■ GOAL OF THE EXERCISE:
Scan the entries that follow for the word "this", then report every line in which it appears.
---
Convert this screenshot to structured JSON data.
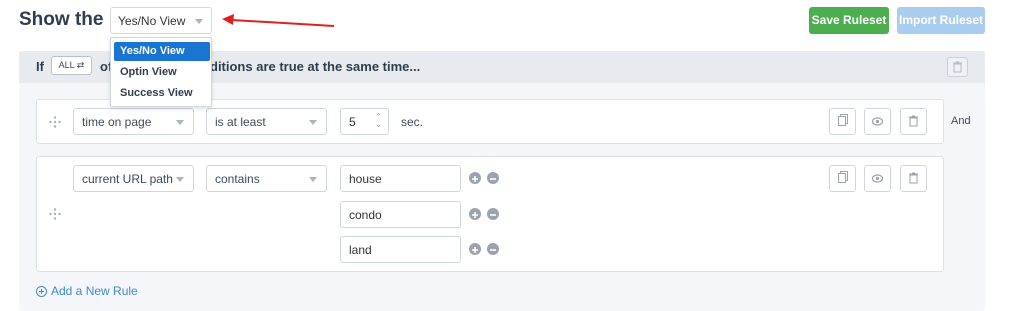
{
  "header": {
    "show_label": "Show the",
    "view_select_value": "Yes/No View",
    "save_button": "Save Ruleset",
    "import_button": "Import Ruleset"
  },
  "dropdown": {
    "options": [
      "Yes/No View",
      "Optin View",
      "Success View"
    ],
    "selected_index": 0
  },
  "panel": {
    "if_label": "If",
    "all_toggle": "ALL ⇄",
    "header_text_left": "of",
    "header_text_right": "ditions are true at the same time..."
  },
  "rules": [
    {
      "condition": "time on page",
      "operator": "is at least",
      "value": "5",
      "unit": "sec.",
      "connector": "And"
    },
    {
      "condition": "current URL path",
      "operator": "contains",
      "values": [
        "house",
        "condo",
        "land"
      ]
    }
  ],
  "footer": {
    "add_rule": "Add a New Rule"
  },
  "colors": {
    "save": "#4cae4f",
    "import": "#a8cdee",
    "link": "#3f8bd1",
    "menu_active": "#1a75d2",
    "arrow": "#e02020"
  }
}
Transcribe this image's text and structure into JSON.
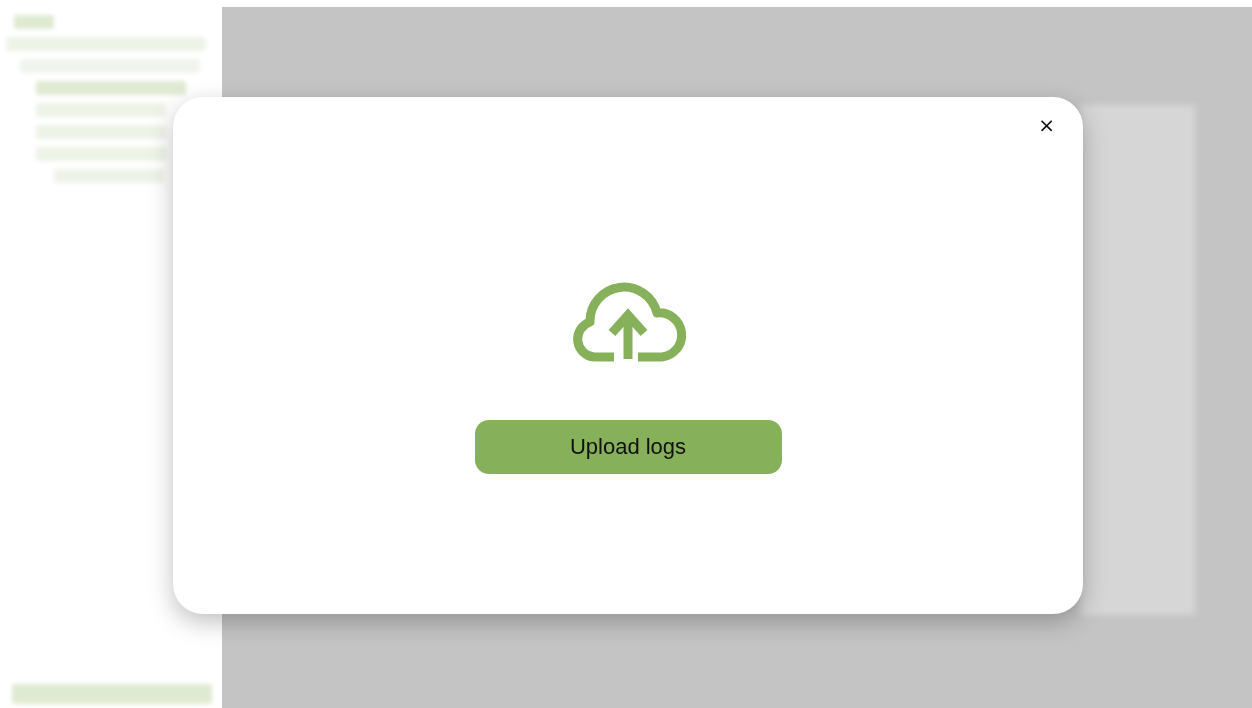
{
  "dialog": {
    "close_button": "×",
    "upload_button": "Upload logs"
  }
}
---
■ EXERCISE OUTPUT:
Convert this screenshot to structured JSON data.
Transcribe this image's text and structure into JSON.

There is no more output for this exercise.